The people make a community
Words by Matt Burkhartt | Staff Photographer
Video and photos by Matt Burkhartt and Rachael Le Goubin | Staff Photographer
Subagh Kaur Winkelstern. Photo by Rachael Le Goubin.
Subagh Singh Khalsa. Photo by Rachael Le Goubin.
Len & Judy Katz. Photo by Matt Burkhartt.
Warren Hickman . Photo by Matt Burkhartt.
Ted Goldsborough. Photo by Matt Burkhartt.
Describing Chautauqua to an outsider is a daunting, if not futile, undertaking — but it means something deeply personal to the Chautauquans who have been returning for decades.
Some Chautauquans will remember the ambiance of Bestor Plaza; others will remember the sound of the rhythmic tide, or the music of the Chautauqua Symphony Orchestra that carries down the brick walk. When Warren Hickman, 93, leaves Chautauqua, he remembers his wife, Jane, who passed away in 1989 from melanoma. They met on the second floor of what is now the Pier Club the summer after Hickman returned from World War II.
“On the second floor there was only one person; we were eventually married, and I had the most wonderful wife,” Hickman said as a wide, boyish grin stretched across his face turning his baby blue eyes into dark crescents.
“It’s a good, special time of year that we are really together when we’re here.”— Len Katz
Hickman, an usher at the Amphitheater who has been coming every summer for 86 years, is enamored with the peaceful environment of Chautauqua Institution.
“What you really want is that feeling of peace inside yourself, and you get it here,” he said.

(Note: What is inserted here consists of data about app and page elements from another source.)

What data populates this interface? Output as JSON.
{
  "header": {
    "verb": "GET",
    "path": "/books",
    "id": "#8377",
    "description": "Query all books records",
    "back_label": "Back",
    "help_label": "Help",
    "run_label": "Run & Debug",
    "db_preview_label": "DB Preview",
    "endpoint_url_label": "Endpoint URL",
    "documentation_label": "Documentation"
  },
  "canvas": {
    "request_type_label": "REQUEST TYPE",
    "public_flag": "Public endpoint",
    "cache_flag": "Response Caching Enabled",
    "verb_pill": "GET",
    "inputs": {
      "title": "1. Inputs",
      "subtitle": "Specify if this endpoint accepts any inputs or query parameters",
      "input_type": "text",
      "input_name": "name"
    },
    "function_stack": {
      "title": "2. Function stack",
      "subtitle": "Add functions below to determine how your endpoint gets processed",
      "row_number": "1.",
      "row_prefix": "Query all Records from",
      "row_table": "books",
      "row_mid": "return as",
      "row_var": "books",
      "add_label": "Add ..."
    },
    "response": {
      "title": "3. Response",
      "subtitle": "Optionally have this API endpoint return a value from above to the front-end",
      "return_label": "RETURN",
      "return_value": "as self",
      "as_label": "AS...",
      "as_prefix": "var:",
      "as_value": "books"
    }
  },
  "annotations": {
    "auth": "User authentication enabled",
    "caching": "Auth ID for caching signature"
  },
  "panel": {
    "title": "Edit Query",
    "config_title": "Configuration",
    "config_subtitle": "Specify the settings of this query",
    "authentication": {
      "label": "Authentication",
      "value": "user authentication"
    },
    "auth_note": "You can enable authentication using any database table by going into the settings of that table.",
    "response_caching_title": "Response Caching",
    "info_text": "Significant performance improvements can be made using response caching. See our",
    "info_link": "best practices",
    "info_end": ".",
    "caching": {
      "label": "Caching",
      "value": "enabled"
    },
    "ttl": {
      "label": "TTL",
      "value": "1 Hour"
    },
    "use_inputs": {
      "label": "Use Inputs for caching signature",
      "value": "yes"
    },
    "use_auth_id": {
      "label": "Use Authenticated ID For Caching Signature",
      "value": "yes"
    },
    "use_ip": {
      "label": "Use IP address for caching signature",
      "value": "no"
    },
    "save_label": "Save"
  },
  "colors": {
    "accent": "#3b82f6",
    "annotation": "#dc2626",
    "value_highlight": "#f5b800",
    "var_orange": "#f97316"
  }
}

Ted Goldsborough, 75, has been coming to Chautauqua every summer since he was a child and is a third-generation Chautauquan, preceded by his mother, who was born in 1910, and his grandmother, who was born in the 1870s.
You may have seen him riding his bicycle sporting his bike gloves, suspenders and laboratory goggles strapped over his glasses, but chances are you’ll find him seated by the shoreline at Miller Bell Tower, staring pensively into the horizon.
Goldsborough offers conjecture that the water, which holds his hypnotic attraction, is a universal human lure. He enjoys admiring the idyllic landscape of the undulating green hills, the lake peppered with boats and scenes of children playing on the beach.
“There’s this intensity of the place that is wonderful, but is great to get away from. One of my memories is that annual ‘Ah! Phew!’ we made it.” — Subagh Singh Khalsa
“If you go down to the beach, to the ocean, watching the waves come in and hearing the sound of the waves and watching the foam on the waves, well, I like to watch that here at Chautauqua,” Goldsborough said.
Goldsborough appreciates his family’s intergenerational, shared experience of Chautauqua for its effect of creating enduring memories that his grandchildren will cherish. He laments having a limited recollection of his own grandfather.
“If I died tomorrow, how much would they remember about me and about our being at Chautauqua and riding bicycles together and watching the waves down on the lake?” he wondered.
Video by Matt Burkhartt and Rachael Le Goubin on Vimeo.